Download Restriction: no

Paper provided by Top Institute for Evidence Based Education Research in its series Working Papers with number 39.

as
in new window

Length:
Date of creation: 00 2011
Date of revision:
Handle: RePEc:tir:wpaper:39
Contact details of provider: Web page: http://www.tierweb.nl

References listed on IDEAS
Please report citation or reference errors to , or , if you are the registered author of the cited work, log in to your RePEc Author Service profile, click on "citations" and make appropriate adjustments.:

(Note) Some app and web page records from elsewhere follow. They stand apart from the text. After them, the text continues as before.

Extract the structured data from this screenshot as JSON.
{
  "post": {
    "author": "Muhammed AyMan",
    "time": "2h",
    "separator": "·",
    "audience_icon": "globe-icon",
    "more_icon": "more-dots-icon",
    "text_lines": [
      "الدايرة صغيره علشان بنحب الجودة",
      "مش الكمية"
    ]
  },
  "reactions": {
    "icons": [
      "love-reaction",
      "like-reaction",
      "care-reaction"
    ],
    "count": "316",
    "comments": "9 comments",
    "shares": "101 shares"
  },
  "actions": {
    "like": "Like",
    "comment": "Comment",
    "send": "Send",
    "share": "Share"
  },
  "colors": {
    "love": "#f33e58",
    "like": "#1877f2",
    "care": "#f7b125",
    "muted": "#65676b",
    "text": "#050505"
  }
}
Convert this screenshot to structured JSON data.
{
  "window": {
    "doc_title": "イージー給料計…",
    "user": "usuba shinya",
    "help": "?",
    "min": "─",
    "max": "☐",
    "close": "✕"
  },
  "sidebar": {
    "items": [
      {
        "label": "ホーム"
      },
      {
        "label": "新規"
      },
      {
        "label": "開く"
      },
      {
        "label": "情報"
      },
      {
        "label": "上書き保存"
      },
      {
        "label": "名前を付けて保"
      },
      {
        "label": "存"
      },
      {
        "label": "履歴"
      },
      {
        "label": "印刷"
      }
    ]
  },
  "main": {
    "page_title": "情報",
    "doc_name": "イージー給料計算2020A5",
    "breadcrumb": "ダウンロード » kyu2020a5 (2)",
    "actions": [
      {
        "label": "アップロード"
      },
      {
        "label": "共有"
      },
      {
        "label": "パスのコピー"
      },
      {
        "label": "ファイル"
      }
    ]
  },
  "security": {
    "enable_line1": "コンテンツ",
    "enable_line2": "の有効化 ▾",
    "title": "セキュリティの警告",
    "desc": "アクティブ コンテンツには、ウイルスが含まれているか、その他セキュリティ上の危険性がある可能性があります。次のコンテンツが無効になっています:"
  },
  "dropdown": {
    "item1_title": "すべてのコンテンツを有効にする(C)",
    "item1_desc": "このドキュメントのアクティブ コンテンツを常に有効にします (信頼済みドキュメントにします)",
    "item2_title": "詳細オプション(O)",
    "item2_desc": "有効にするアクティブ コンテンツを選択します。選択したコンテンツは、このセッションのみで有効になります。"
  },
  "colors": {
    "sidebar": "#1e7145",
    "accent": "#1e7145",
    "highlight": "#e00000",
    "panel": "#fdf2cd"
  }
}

as in new window
  1. Wooldridge, Jeffrey M., 2001. "Asymptotic Properties Of Weighted M-Estimators For Standard Stratified Samples," Econometric Theory, Cambridge University Press, vol. 17(02), pages 451-470, April.
  2. Ladd, Helen F., 1994. "Fiscal impacts of local population growth: A conceptual and empirical analysis," Regional Science and Urban Economics, Elsevier, vol. 24(6), pages 661-686, December.
  3. Holmlund, Helena & Lindahl, Mikael & Plug, Erik, 2008. "The Causal Effect of Parent's Schooling on Children's Schooling: A Comparison of Estimation Methods," IZA Discussion Papers 3630, Institute for the Study of Labor (IZA).
  4. Adonis Yatchew, 1998. "Nonparametric Regression Techniques in Economics," Journal of Economic Literature, American Economic Association, vol. 36(2), pages 669-721, June.
  5. Angrist, Joshua D. & Krueger, Alan B., 1999. "Empirical strategies in labor economics," Handbook of Labor Economics, in: O. Ashenfelter & D. Card (ed.), Handbook of Labor Economics, edition 1, volume 3, chapter 23, pages 1277-1366 Elsevier.
Full references (including those not matched with items on IDEAS)

This item is not listed on Wikipedia, on a reading list or among the top items on IDEAS.

When requesting a correction, please mention this item's handle: RePEc:tir:wpaper:39. See general information about how to correct material in RePEc.

For technical questions regarding this item, or to correct its authors, title, abstract, bibliographic or download information, contact: (Jessica Segal)

The email address of this maintainer does not seem to be valid anymore. Please ask Jessica Segal to update the entry or send us the correct address

If you have authored this item and are not yet registered with RePEc, we encourage you to do it here. This allows to link your profile to this item. It also allows you to accept potential citations to this item that we are uncertain about.

If references are entirely missing, you can add them using this form.

If the full references list an item that is present in RePEc, but the system did not link to it, you can help with this form.

If you know of missing items citing this one, you can help us creating those links by adding the relevant references in the same way as above, for each refering item. If you are a registered author of this item, you may also want to check the "citations" tab in your profile, as there may be some citations waiting for confirmation.

Please note that corrections may take a couple of weeks to filter through the various RePEc services.

This information is provided to you by IDEAS at the Research Division of the Federal Reserve Bank of St. Louis using RePEc data.